Migrants on their way to Britain? Increasing numbers of immigrants are pushing up population levels and could help them reach almost 110 million by 2081
By STEVE DOUGHTY
The population of Britain could soar to more than 100million in just over 60 years’ time, figures prepared by Whitehall experts showed yesterday.
Their calculations set out the huge increase in numbers if migration continues at sky-high levels, birthrates continue to rise, and life expectancy keeps on going up.
Their figures outstripped all previous predictions and said that the population will shoot up from the present level of just over 60million to hit 100million in the late 2060s.
By 2081, 74 years from now, the population will have almost doubled to just under 109million, they said.
The projections by the Government Actuary’s Department, a specialist organisation operating under the wing of the Treasury, say what will happen if the upward pressure on population continues at the highest possible levels.
They compare their figures with a prediction from the Government’s Office for National Statistics which says the most likely size of the population in 2051 is 77million.

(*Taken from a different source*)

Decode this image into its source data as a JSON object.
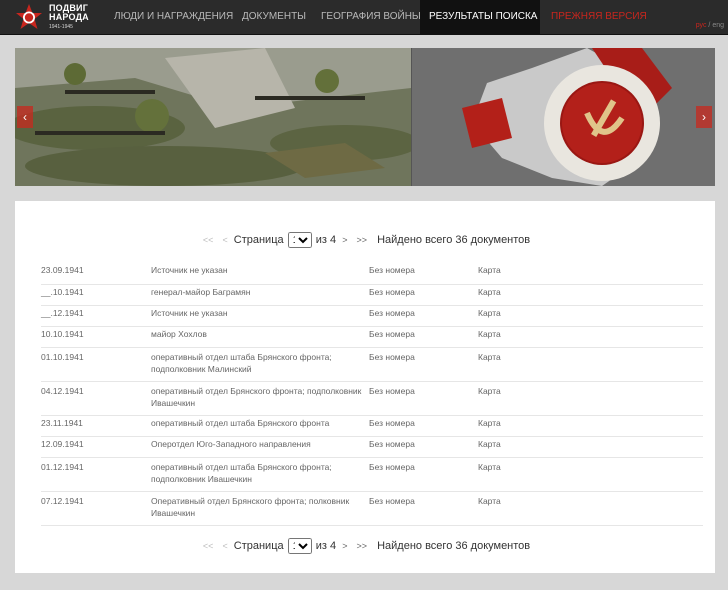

The new projections say the figure may be over 90million by then.
Predictions of even greater population increases come in a week when teachers and Health Service workers have been warning of growing difficulties because of population pressures.
Migration, which brings the greatest upward push on the population, is at the centre of concern over the need for more housing, transport, schools and hospitals to cope with growing numbers.
Local authorities are protesting that existing population figures do not reflect real numbers.
The new figures also embarrassed ministers, who have been caught out repeatedly in errors over the real impact of immigration.
Home Office immigration minister Liam Byrne told MPs yesterday that the highest possible level of the population in 2081 was 91million – nearly 18million short of the numbers being published in Whitehall as he spoke.
Home Office officials said Mr Byrne had been using estimates that took into account high migration, but not high birthrates or fast-rising life expectancy.
The minister’s admission came during a hearing on immigration conducted by the home affairs select committee.
Several members of the committee expressed concern at the impact of migration on public services such as schools, housing and crime.
Despite their concerns, Mr Byrne insisted that migration continued to have “enormous economic benefits” and cited figures suggesting that overseas workers were adding £6 billion a year to British national output.
The scale of the new estimates suggests population increases in this century will match those of the industrial revolution during the 19th century.
The population doubled from 20million to 41million in 80 years between 1821 and 1901. But in more than 100 years since 1901, numbers have gone up by just 50 per cent.
The figures from the Actuary’s Department brought warnings from migration think-tanks and opposition politicians.
Sir Andrew Green of Migrationwatch said: “This is a sharp reminder of what could happen to our population during this century if the Government fails to take action very soon to bring a halt to mass immigration.
“They have consistently underestimated the scale of immigration. They have had to raise their assumptions of future net immigration six times since 1997. We cannot afford mistakes of this kind.”
Current Government assumptions say net immigration – the number of who come to live in Britain minus the number who emigrate – is likely to go on at 190,000 a year. The estimate was raised this autumn from 145,000.
But the high-level estimates from the Actuary’s Department take into account possible net immigration of 250,000 a year. This is about the level recorded by Whitehall in 2004, when figures put net immigration at 244,000.
In 2006, official figures said net immigration was 191,000.
The Actuary’s Department also reckoned birthrates will increase. Its high estimates expect women to have 2.04 children each, instead of the 1.84 at present.
Birthrates are currently rising fast thanks to higher numbers of children born to recently arrived migrants. In 2001, the rate was 1.63 children for each woman.
The new projections also rely on life expectancy improving at a rate of 2 per cent each year. That would mean that a man would live to 84.7 as opposed to 77.3 now, and a woman to 87.5 instead of 81.7.
The Actuary’s Department said that at the lowest possible estimates, the population towards the end of this century will be little higher than it is now. That prediction relies on the lowest birthrate prediction, a much lower improvement in life expectancy, and low-level immigration.
Influx of Eastern Europeans is unabated
The record influx of migrants from Eastern Europe shows no sign of stopping – with thousands who initially headed to Ireland moving here, a Bank of England expert said last night.
Professor David Blanchflower told the Lords Economic Affairs Committee that migrants who arrived alone from countries such as Poland were now bringing over their families.
He also said Eastern Europeans who at first headed to Ireland could soon flock to Britain, where there is more readily available building work.
There are more than 80,000 Eastern Europeans in the Republic. As a result, he said, the Office for National Statistics’ prediction of migrants swelling the population by around 190,000 every year would prove accurate. This was only recently upgraded from 145,000.
Professor Blanchflower, a member of the bank’s Monetary Policy Committee, also said the arrival of Eastern Europeans had forced down the wages of British workers by reducing the average pay rise.